Let’s talk about the St. Louis Cardinals’ offense – or lack thereof. I ran across a very interesting newspaper article just this morning that dug into whether the team’s power has decreased because of John Mabry, and it got the juices flowing. I started wrestling with my thoughts. Mabry’s a great hitting coach. In 2005, I had a chance to work with him when he was still a player. He taught me more about taking good at-bats in the big leagues than anybody else who was on that team.

Former Cardinals hitting coach Mark McGwire

Now, have a look at Mark McGwire. He’s a player that I grew up around. He’s also a player that I used to fly out and see in the offseason. He’s one of the best hitting coaches that I’ve ever worked with. John Mabry? Great hitter, but the most home runs he ever hit during the course of a season was 13.

McGwire had seasons in which he slammed 70 home runs, over 60 home runs, over 40 home runs. He’s a legitimate home-run hitter; the 583 career bombs prove it. How could he not be better at teaching someone how to hit a home run? Every time he went up there, he had the perfect approach to get the right pitch and muscle it out of the ballpark. Sure, Mabry hit .300 before. But is there a real difference between these two hitting coaches, even though they say they’re on the same page? I did a little research and probed stats so that you can make your own decision on who’s the better hitting coach.

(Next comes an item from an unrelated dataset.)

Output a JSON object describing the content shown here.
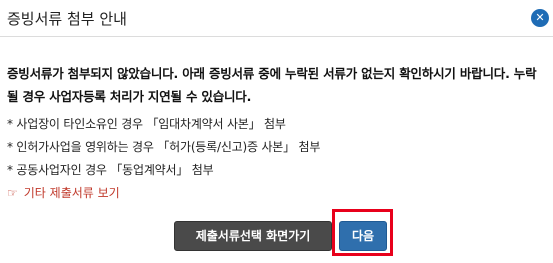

Let’s pit 2012, McGwire’s last year, vs. 2013, Mabry’s first season on the job. I picked out a few hitters: Yadier Molina, Matt Holliday, Allen Craig, David Freese and Carlos Beltran. In 2012, Molina came out with the most home runs he has ever hit, popping 22 of them with McGwire as his coach. The next year, when Mabry took over, Molina slipped to 12. Holliday ripped 27 home runs in 2012. 2013 brought only 22. Craig went out there and belted 22 home runs in 2012, only to drop to 13 last year. Freese banged 20 before falling to nine. Finally, Beltran went from hitting 30-plus jacks for the first time since 2007 to barely scraping 20.

Former Cardinal David Freese fell from 20 to nine home runs the year Mabry became hitting coach.

Holy smokes. Sense a theme here? The numbers don’t lie: McGwire did have more of an impact in terms of teaching these players how to hit home runs. There’s nothing wrong with what John Mabry does. He has a good approach, and he teaches these hitters how to have a good approach. Last year, they were driving in runs like no team in baseball has ever done. They got a guy in scoring position, and they came through with that big hit. They were really good at driving the ball the other way.

If you’re wondering why this team is not hitting home runs, though, there’s nothing wrong with looking at the fact that McGwire – one of the best home-run hitters in history – is no longer your hitting coach. He taught these guys how to look for the right pitch, up in the zone or out over the plate, which they could drive with authority. Everyone believed in him. He was strong mentally, and got you prepared to drive one out of the yard.

Make your own decision. But if I have to pick between the two, the choice is clear. I’ve got to go with Mark McGwire. After all, who better to trust if you’re trying to learn how to hit homers?